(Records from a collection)

****

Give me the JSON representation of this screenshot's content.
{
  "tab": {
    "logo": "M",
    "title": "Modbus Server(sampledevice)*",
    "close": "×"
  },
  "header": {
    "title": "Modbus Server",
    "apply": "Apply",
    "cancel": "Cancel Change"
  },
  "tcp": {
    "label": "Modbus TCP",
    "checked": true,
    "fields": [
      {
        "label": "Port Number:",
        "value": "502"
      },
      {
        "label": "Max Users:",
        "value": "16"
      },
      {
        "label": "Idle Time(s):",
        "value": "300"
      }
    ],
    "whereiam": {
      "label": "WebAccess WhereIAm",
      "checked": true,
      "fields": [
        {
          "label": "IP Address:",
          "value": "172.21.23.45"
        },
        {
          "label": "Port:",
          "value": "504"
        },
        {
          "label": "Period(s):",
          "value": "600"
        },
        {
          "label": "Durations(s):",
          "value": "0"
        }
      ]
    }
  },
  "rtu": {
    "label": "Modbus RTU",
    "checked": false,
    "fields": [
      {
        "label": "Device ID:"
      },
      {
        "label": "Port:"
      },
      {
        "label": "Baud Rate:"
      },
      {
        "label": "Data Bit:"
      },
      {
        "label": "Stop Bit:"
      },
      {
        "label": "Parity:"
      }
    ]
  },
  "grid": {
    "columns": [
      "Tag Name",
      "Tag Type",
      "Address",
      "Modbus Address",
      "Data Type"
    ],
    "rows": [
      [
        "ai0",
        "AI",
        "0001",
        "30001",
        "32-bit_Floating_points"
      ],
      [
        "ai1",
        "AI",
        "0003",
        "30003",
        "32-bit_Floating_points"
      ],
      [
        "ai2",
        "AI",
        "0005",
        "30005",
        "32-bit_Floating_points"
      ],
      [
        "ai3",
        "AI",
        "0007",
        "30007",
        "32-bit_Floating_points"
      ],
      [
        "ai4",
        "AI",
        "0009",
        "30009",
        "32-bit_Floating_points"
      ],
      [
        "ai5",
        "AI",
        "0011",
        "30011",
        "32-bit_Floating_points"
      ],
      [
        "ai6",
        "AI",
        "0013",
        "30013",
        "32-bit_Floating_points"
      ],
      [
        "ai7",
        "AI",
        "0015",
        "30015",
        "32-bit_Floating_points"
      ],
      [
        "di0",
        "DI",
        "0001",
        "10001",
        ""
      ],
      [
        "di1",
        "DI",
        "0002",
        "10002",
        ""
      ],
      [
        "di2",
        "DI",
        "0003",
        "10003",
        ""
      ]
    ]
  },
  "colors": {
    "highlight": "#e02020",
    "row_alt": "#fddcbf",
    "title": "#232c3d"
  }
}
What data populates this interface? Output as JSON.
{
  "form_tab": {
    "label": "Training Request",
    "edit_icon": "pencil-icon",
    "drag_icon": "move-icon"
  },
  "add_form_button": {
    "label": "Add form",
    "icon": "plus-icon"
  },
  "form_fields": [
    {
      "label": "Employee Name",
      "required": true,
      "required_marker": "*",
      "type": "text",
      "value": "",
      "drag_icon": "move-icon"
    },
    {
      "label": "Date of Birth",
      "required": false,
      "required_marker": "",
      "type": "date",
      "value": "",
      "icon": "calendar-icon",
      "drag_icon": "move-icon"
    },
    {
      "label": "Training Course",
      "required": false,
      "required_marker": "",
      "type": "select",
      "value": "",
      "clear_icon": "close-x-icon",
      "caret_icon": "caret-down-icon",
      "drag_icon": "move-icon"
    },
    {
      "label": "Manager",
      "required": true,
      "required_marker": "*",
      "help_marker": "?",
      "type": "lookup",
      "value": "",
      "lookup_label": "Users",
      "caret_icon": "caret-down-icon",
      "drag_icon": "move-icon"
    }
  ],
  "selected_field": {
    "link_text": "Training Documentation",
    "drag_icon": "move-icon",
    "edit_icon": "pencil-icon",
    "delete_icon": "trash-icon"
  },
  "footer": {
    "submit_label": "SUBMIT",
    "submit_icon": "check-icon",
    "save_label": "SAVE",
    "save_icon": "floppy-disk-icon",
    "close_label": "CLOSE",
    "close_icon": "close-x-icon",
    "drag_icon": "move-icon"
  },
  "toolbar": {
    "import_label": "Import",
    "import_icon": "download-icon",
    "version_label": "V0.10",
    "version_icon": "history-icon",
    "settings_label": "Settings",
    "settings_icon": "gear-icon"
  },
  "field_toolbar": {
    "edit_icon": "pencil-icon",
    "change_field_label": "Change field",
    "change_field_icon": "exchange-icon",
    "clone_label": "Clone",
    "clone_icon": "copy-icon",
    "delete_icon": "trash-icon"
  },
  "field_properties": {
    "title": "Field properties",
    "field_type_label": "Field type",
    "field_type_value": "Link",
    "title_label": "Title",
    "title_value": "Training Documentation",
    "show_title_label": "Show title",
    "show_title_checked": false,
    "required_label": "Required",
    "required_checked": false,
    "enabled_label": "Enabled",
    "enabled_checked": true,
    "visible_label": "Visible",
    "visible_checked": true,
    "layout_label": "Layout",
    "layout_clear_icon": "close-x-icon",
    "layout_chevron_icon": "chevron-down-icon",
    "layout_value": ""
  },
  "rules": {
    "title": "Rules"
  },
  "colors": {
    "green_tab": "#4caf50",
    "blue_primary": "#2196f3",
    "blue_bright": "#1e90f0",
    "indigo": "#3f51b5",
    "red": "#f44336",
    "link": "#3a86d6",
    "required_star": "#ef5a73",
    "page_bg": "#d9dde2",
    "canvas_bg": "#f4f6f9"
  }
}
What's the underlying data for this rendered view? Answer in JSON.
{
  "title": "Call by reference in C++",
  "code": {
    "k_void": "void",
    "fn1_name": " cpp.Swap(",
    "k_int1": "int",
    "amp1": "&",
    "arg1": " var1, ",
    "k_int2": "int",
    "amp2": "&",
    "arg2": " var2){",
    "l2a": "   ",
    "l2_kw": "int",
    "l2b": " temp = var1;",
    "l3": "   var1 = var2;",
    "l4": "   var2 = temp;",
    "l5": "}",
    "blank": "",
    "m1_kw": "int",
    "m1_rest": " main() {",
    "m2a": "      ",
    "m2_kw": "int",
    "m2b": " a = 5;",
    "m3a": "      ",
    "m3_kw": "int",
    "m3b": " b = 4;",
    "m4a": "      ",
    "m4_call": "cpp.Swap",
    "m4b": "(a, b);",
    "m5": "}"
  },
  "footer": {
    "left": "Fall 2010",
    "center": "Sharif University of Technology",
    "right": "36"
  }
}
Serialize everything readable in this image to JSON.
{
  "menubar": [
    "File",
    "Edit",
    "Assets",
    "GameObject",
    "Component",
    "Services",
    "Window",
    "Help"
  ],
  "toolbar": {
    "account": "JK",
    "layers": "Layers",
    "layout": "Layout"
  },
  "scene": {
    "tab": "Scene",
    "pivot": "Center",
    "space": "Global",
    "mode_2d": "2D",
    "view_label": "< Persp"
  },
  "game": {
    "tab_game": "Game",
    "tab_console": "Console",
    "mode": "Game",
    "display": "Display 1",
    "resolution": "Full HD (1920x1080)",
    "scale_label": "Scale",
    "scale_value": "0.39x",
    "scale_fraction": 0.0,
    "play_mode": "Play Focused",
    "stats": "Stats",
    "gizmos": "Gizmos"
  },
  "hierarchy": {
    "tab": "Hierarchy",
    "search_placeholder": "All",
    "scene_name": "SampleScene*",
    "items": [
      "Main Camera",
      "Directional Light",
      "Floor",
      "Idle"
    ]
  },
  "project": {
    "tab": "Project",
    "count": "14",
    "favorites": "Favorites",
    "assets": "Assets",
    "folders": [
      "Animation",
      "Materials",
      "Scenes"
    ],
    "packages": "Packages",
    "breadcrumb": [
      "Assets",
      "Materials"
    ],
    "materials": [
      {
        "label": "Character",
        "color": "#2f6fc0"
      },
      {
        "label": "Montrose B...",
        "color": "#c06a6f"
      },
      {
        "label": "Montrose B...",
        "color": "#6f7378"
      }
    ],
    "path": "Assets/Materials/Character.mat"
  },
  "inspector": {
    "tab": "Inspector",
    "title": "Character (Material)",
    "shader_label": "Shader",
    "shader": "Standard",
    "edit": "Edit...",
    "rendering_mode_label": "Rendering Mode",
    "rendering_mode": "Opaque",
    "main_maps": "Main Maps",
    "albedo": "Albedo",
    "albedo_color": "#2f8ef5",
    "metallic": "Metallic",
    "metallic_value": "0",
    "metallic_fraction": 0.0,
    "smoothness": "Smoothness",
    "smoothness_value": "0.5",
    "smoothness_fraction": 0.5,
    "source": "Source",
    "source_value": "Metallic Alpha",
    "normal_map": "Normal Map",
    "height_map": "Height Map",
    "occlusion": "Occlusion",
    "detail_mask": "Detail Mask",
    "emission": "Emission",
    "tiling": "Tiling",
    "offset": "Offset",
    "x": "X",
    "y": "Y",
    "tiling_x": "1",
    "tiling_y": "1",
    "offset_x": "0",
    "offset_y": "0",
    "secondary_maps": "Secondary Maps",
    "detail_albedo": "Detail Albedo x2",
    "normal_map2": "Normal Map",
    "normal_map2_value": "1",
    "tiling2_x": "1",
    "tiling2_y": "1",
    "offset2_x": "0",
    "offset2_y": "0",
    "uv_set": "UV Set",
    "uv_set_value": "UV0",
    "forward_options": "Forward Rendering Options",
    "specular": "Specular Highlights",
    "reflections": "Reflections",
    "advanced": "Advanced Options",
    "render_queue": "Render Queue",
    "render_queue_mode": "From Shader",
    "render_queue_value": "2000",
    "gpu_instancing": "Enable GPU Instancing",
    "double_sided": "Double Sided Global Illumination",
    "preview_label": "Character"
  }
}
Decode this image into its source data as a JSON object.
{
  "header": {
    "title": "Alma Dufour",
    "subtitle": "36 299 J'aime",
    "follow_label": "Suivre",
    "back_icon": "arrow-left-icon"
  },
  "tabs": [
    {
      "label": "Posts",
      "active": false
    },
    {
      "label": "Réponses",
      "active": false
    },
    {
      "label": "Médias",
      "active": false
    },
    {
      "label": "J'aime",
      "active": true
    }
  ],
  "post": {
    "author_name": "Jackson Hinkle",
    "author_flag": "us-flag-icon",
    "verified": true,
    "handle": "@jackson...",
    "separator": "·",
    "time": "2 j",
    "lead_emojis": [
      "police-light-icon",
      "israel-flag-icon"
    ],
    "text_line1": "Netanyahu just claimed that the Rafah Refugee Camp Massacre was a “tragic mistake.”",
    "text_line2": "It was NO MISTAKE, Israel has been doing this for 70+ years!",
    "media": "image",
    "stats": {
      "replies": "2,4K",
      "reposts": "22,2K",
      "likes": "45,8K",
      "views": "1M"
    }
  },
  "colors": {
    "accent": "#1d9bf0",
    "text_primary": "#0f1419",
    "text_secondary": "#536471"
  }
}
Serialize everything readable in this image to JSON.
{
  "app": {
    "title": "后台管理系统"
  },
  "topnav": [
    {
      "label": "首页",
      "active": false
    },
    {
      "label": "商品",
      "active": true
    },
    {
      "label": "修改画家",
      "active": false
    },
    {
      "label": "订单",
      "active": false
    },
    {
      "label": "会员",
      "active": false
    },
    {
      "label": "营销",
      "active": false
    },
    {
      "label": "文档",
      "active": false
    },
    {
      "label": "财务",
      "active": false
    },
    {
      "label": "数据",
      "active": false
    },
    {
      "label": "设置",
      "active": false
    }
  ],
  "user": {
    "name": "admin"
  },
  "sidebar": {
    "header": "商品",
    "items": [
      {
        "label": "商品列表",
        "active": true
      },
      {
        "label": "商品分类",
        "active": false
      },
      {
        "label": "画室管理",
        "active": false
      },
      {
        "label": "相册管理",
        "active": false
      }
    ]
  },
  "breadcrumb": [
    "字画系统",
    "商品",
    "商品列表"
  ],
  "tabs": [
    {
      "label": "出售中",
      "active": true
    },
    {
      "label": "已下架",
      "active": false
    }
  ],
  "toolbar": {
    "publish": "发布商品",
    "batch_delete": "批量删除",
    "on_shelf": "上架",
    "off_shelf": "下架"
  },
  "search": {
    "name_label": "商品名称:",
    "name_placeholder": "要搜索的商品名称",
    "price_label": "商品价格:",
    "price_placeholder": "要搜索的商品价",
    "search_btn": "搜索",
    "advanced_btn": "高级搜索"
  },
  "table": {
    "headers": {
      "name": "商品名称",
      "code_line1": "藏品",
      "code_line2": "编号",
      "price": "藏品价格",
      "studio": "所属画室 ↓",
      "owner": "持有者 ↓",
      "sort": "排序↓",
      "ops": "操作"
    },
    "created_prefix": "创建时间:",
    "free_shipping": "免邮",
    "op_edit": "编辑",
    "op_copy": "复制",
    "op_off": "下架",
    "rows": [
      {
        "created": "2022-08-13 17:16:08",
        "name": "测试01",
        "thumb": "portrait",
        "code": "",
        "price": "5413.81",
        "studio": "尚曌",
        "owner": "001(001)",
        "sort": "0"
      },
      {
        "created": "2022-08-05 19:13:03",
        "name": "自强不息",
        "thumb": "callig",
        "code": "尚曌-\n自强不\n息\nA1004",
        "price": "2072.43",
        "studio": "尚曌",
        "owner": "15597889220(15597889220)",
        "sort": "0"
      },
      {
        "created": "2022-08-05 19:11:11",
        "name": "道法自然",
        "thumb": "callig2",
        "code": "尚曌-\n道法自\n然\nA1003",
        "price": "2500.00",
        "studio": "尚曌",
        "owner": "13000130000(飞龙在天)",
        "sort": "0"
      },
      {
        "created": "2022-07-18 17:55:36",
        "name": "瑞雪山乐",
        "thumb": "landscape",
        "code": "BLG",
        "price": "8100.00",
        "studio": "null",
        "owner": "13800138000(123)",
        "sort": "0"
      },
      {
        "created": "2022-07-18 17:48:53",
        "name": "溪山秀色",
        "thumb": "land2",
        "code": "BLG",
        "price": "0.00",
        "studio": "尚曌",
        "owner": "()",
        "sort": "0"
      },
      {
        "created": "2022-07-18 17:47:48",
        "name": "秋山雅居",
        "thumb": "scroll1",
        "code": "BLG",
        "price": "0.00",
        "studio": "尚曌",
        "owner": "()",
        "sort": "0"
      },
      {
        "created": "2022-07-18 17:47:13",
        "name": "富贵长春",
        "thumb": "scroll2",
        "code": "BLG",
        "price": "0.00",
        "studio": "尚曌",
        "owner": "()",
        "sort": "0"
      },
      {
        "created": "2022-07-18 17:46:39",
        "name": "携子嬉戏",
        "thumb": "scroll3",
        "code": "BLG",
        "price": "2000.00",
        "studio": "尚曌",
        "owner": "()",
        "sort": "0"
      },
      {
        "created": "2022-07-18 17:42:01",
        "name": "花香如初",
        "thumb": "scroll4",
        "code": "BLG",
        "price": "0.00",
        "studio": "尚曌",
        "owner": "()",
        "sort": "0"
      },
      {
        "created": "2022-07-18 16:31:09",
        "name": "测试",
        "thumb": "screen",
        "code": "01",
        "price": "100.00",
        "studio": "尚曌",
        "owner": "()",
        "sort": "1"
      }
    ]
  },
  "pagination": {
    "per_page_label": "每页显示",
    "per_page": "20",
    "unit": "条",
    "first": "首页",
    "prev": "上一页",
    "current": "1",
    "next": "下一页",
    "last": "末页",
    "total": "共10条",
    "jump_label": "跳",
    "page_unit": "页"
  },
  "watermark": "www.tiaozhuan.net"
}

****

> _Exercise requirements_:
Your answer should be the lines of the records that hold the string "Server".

> _Expected output_:
    "title": "Modbus Server(sampledevice)*",
    "title": "Modbus Server",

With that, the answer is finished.